The Banana-Leaf Ball
Deo - the main character in the book - leaves frantically with his family but soon finds himself alone and struggling to survive. The reader is never sure where Deo was fleeing from, but we know he makes it to the Lukole Refugee Camp in West Africa.
If you were forced to leave your home quickly what would you bring?
Deo's story in The Banana-Leaf Ball is based on a true story.
Benjamin had to flee his home country of Burundi in 1993 when conflict broke out. His journey to Lukole was much like Deo's. While he reunited with his father and some cousins in Lukole, his mother and sister did not survive.
It would be through an organization called Olympic Aid, now Right to Play, that Benjamin would work through his grief and start connecting with his new community.
Benjamin eventually made it back home. Understanding the power football has to bring kids together, he began coaching. He is now working for the very organization that renewed his life.
The Football Bridge
Professional football (soccer) is the most popular sport worldwide. Aside from the estimated 3.5 billion fans, the 2006 World Cup collected 30 billion viewers (accumulated viewing audience across multiple games).
Where communication and cultural differences create barriers, football forms bridges! The Banana-Leaf Ball by Katie Smith Milway is a poignant story that shows the power one sport can have to bring people together.

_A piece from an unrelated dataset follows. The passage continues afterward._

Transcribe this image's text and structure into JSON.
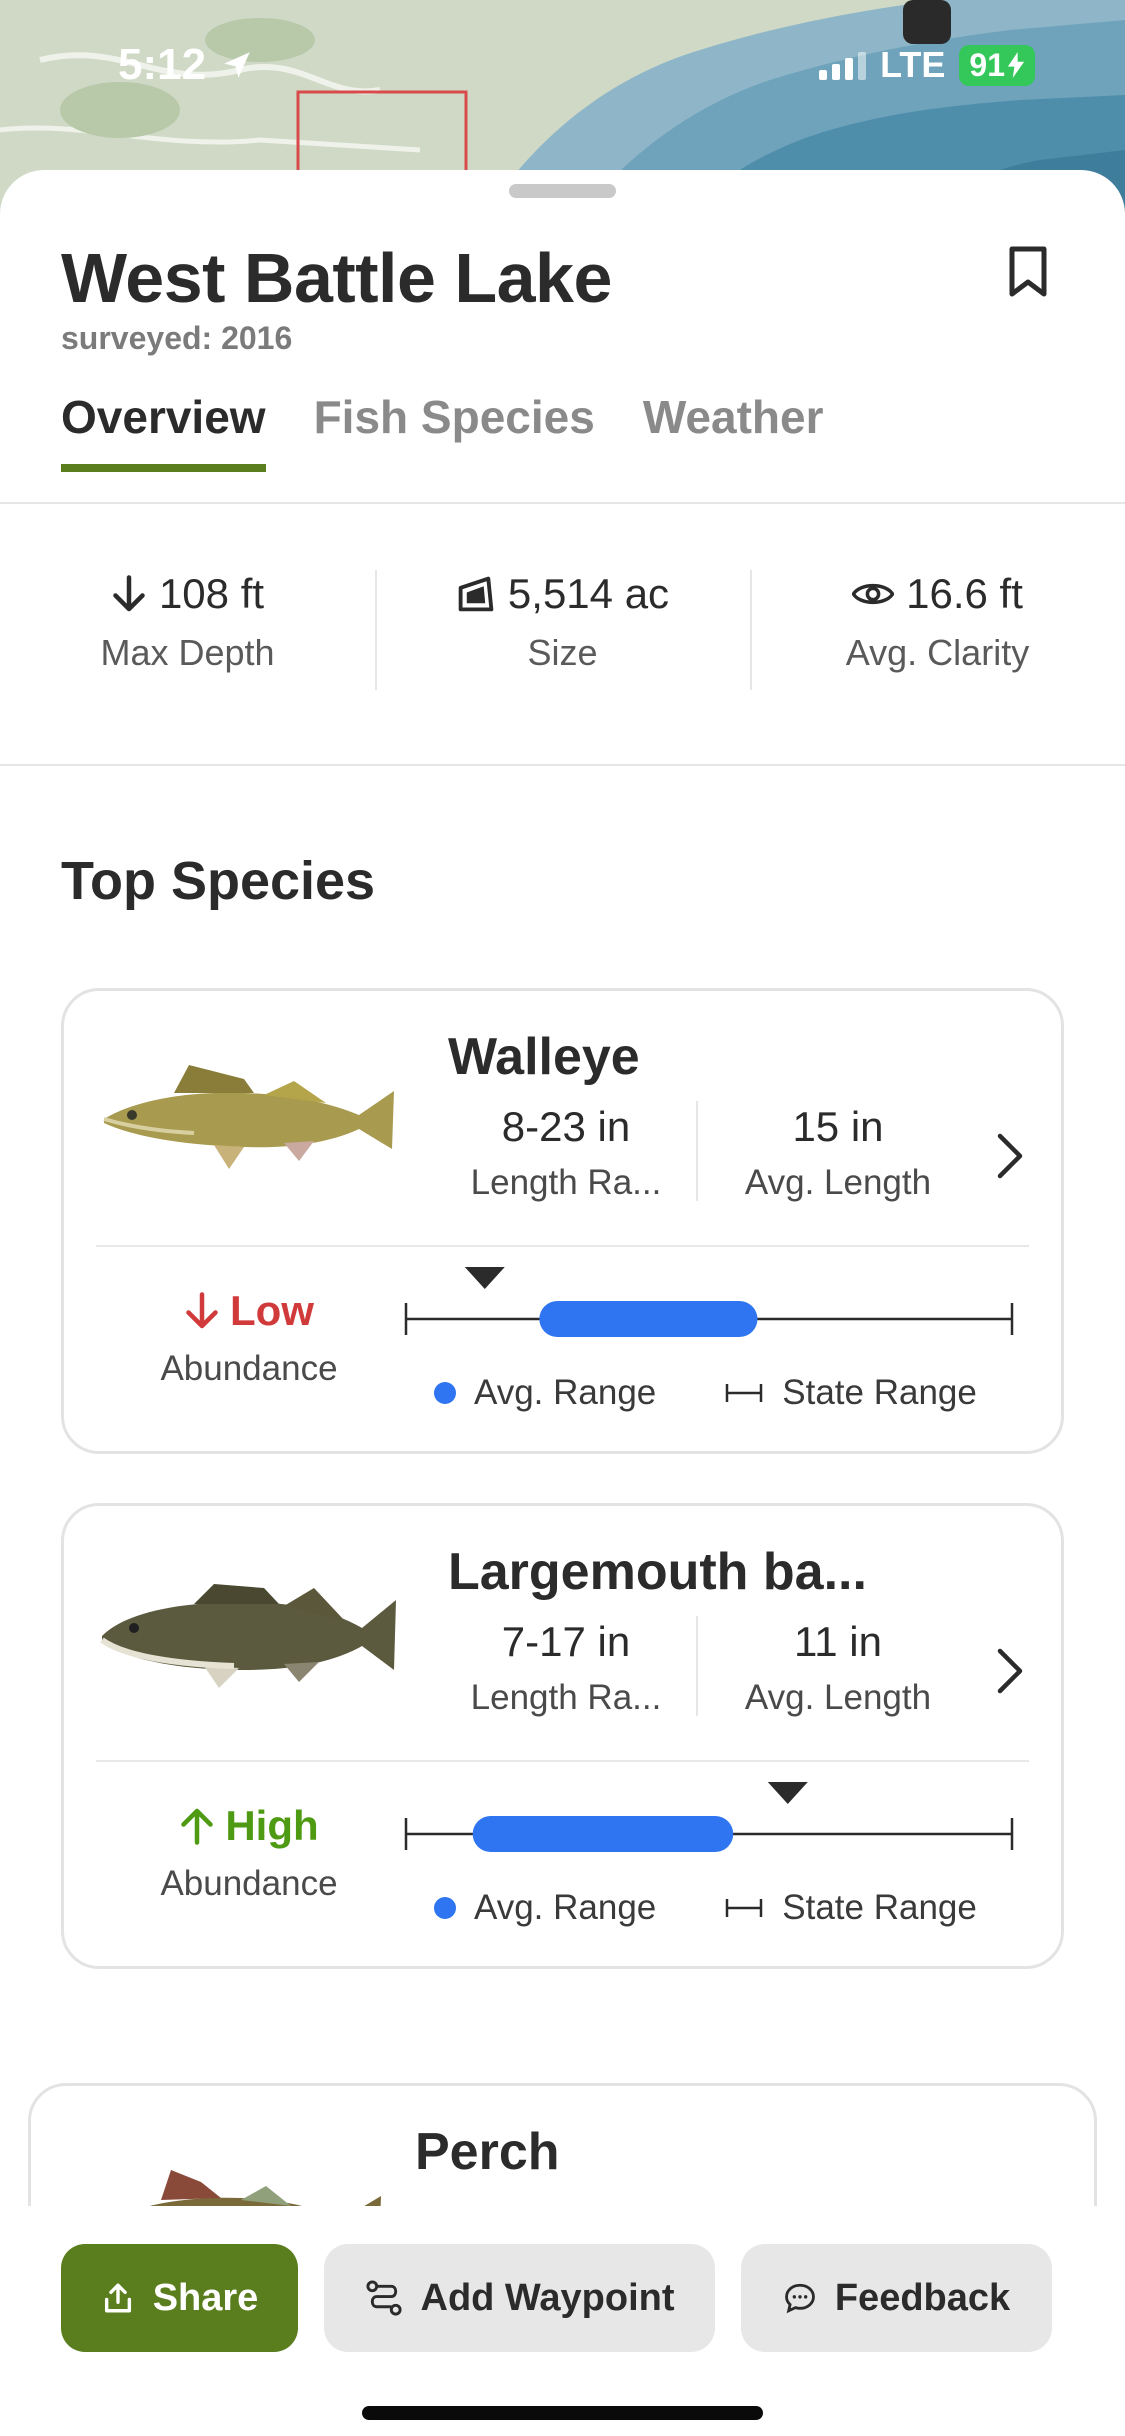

But, it's not the only story!
The Panyee FC in Thailand is another example. This 5 minute video shares the incredible ingenuity a group of young boys had to form their own football club and build their own pitch; on the water!
Finding What Unites Us

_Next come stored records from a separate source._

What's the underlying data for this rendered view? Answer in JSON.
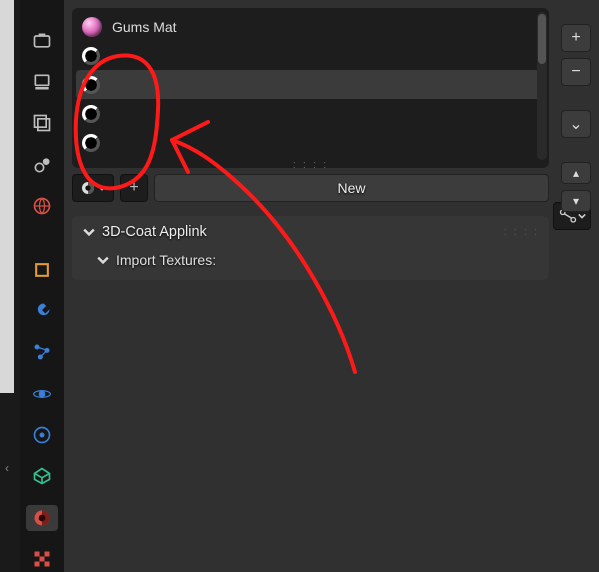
{
  "material_list": {
    "slots": [
      {
        "name": "Gums Mat",
        "has_preview_sphere": true
      },
      {
        "name": "",
        "has_preview_sphere": false
      },
      {
        "name": "",
        "has_preview_sphere": false
      },
      {
        "name": "",
        "has_preview_sphere": false
      },
      {
        "name": "",
        "has_preview_sphere": false
      }
    ],
    "selected_index": 2
  },
  "selector": {
    "new_label": "New",
    "add_glyph": "+"
  },
  "side_buttons": {
    "add": "+",
    "remove": "−",
    "menu": "⌄",
    "move_up": "▴",
    "move_down": "▾"
  },
  "panel": {
    "title": "3D-Coat Applink",
    "sub_title": "Import Textures:"
  },
  "tabs": [
    {
      "id": "render",
      "color": "#bdbdbd"
    },
    {
      "id": "output",
      "color": "#bdbdbd"
    },
    {
      "id": "viewlayer",
      "color": "#bdbdbd"
    },
    {
      "id": "scene",
      "color": "#bdbdbd"
    },
    {
      "id": "world",
      "color": "#d94f46"
    },
    {
      "id": "object",
      "color": "#e39b3a"
    },
    {
      "id": "modifiers",
      "color": "#3a7fd9"
    },
    {
      "id": "particles",
      "color": "#3a7fd9"
    },
    {
      "id": "physics",
      "color": "#3a7fd9"
    },
    {
      "id": "constraints",
      "color": "#3a7fd9"
    },
    {
      "id": "data",
      "color": "#33c08f"
    },
    {
      "id": "material",
      "color": "#d94f46",
      "active": true
    },
    {
      "id": "texture",
      "color": "#d94f46"
    }
  ],
  "annotation": {
    "stroke": "#ff1a1a",
    "stroke_width": 4
  }
}
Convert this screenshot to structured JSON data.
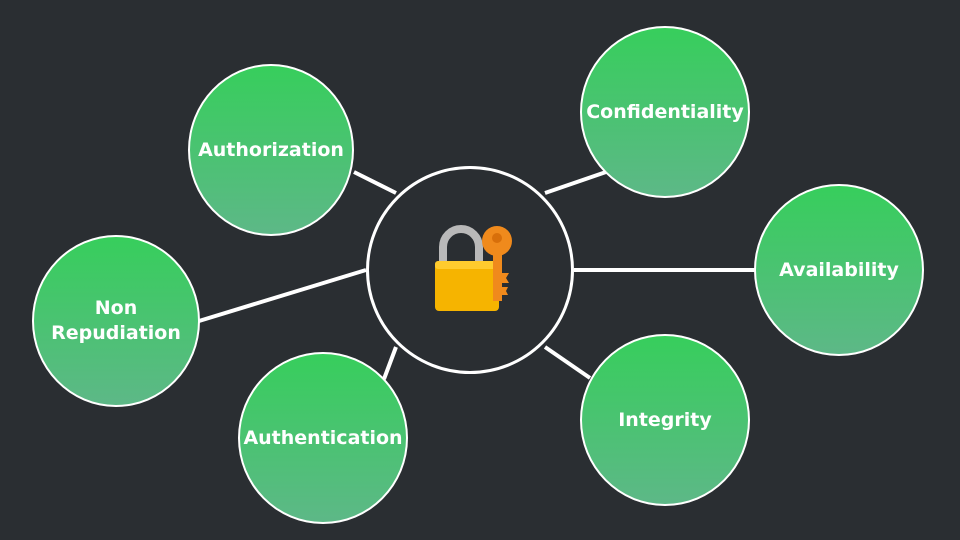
{
  "center": {
    "icon": "locked-with-key-icon"
  },
  "nodes": {
    "authorization": "Authorization",
    "confidentiality": "Confidentiality",
    "availability": "Availability",
    "non_repudiation": "Non\nRepudiation",
    "authentication": "Authentication",
    "integrity": "Integrity"
  },
  "colors": {
    "background": "#2a2e32",
    "node_top": "#37ce5c",
    "node_bottom": "#5db887",
    "line": "#ffffff",
    "lock_body": "#f6b400",
    "lock_shackle": "#b9b9b9",
    "key": "#f08a1c"
  }
}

The Right To Play's mission is: "To protect, educate and empower children to rise above adversity using the power of play."
We all face adversity, it is one of many things that unite us all. While there are many ways to respond to adversity, maybe we should consider the power play can have to rise above it.